### Assigned task
In how many lines of the listing below does "Products" appear? Reply with the number only.

### Data records

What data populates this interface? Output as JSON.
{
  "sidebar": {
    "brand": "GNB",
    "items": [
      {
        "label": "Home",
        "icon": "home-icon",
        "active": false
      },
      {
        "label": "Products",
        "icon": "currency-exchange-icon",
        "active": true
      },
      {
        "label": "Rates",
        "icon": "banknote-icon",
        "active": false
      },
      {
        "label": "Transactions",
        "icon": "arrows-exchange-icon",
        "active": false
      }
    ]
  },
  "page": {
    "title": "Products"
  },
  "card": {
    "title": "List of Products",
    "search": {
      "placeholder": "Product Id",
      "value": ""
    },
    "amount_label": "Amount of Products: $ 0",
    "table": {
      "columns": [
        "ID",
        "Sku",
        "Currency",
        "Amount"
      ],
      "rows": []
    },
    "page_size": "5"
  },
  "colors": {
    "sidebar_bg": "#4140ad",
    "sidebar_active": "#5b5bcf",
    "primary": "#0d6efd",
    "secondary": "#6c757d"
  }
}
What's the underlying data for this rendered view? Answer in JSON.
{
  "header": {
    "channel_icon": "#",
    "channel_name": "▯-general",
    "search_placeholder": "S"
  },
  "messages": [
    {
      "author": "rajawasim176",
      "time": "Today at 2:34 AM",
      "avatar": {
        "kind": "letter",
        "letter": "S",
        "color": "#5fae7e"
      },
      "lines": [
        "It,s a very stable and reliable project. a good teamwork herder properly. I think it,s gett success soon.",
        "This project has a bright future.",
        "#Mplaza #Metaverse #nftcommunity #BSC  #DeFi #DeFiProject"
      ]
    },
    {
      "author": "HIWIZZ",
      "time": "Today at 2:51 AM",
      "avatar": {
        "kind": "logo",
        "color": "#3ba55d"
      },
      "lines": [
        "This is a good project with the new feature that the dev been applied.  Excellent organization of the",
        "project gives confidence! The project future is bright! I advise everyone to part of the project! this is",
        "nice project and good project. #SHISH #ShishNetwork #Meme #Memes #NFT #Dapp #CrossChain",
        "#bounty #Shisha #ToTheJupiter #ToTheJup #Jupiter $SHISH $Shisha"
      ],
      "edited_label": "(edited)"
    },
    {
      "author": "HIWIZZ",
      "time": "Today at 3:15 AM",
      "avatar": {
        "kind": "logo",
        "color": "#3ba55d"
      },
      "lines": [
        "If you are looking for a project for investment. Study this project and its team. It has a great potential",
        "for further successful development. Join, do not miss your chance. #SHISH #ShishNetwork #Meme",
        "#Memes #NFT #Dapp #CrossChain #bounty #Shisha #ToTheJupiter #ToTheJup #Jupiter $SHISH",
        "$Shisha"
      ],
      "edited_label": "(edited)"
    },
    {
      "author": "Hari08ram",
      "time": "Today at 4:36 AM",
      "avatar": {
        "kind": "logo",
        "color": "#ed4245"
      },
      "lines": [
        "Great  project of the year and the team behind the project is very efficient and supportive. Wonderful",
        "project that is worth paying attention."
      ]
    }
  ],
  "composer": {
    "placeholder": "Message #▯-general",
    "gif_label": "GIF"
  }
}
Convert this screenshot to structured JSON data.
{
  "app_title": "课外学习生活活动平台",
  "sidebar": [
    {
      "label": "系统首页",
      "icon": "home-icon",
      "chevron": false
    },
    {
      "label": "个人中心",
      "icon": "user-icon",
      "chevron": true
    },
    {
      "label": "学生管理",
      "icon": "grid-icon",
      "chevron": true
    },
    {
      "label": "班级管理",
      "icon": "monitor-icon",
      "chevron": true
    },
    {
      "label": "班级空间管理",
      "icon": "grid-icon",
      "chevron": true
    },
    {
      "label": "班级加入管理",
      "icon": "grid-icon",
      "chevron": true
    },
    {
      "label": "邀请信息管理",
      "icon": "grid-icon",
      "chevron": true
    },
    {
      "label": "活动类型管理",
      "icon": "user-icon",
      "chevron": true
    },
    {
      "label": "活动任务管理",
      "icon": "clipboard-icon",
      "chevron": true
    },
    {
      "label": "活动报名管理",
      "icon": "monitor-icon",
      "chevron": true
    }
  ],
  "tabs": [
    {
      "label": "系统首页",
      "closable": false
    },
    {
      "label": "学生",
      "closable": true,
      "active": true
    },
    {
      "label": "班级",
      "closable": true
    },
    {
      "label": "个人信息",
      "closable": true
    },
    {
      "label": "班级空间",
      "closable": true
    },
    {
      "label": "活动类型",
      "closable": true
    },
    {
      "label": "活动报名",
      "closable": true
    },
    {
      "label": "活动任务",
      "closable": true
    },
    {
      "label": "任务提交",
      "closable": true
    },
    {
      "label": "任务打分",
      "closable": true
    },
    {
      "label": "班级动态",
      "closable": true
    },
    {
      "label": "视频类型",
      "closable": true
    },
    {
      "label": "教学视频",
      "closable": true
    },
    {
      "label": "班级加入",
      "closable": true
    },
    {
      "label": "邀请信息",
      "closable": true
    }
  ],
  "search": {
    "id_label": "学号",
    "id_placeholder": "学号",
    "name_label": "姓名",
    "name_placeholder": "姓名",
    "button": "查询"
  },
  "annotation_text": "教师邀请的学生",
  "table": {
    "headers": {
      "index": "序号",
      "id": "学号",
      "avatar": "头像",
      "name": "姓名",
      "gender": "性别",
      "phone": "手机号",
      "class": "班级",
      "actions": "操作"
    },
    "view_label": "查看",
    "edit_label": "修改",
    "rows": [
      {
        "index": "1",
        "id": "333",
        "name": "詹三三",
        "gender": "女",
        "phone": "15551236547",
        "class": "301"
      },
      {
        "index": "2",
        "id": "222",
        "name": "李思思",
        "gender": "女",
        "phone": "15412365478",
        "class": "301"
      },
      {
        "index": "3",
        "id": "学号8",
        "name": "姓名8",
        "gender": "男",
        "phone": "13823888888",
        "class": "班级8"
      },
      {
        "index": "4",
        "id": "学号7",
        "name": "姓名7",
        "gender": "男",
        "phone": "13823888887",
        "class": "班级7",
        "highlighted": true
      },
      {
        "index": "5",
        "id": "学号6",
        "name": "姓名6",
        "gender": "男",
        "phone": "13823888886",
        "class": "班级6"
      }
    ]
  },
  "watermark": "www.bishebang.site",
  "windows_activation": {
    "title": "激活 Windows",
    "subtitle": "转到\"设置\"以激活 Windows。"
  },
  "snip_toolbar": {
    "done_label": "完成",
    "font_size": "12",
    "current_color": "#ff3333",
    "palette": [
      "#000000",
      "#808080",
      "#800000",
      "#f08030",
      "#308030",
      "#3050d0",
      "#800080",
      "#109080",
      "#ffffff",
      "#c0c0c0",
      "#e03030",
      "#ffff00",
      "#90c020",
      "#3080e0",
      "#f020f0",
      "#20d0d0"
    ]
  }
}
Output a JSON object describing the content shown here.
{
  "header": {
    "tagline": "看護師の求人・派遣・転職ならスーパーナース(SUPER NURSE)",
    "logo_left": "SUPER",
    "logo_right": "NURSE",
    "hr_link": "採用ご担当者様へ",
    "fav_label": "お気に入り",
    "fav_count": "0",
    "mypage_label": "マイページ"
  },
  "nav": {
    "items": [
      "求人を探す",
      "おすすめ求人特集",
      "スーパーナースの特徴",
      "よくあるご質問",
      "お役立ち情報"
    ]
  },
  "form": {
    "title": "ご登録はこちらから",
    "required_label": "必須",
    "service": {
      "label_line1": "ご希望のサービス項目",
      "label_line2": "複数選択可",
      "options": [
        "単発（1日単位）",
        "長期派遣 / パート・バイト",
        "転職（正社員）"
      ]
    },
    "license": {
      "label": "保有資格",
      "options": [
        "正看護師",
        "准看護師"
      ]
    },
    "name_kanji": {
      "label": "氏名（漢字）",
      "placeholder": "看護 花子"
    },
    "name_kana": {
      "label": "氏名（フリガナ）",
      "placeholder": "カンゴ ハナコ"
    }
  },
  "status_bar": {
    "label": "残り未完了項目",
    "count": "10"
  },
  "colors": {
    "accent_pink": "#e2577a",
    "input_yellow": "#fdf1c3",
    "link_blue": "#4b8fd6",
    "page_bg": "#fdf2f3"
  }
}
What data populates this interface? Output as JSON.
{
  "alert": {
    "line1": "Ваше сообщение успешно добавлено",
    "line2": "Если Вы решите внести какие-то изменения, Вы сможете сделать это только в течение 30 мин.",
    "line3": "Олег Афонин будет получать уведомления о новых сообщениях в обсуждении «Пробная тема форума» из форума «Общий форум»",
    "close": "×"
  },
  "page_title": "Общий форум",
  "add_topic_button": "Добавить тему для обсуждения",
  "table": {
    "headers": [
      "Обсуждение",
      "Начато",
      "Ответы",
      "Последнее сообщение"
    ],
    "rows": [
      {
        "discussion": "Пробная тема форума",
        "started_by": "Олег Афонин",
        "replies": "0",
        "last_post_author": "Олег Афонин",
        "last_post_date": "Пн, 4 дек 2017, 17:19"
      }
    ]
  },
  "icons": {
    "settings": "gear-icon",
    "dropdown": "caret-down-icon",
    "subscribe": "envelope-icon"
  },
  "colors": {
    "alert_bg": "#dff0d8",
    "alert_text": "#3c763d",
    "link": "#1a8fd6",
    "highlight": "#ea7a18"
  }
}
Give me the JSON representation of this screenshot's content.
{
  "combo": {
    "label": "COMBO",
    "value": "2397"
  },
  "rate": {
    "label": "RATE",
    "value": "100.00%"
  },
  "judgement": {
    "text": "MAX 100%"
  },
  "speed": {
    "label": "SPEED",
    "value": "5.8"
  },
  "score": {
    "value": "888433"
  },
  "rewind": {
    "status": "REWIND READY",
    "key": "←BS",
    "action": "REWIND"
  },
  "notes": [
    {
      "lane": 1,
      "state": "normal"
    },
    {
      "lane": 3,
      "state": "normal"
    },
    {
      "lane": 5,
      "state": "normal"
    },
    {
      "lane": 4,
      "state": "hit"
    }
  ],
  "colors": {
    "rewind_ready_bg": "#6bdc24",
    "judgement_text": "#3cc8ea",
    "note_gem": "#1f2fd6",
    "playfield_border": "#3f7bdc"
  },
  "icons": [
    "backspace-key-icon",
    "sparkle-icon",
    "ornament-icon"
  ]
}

### Solution to this problem
4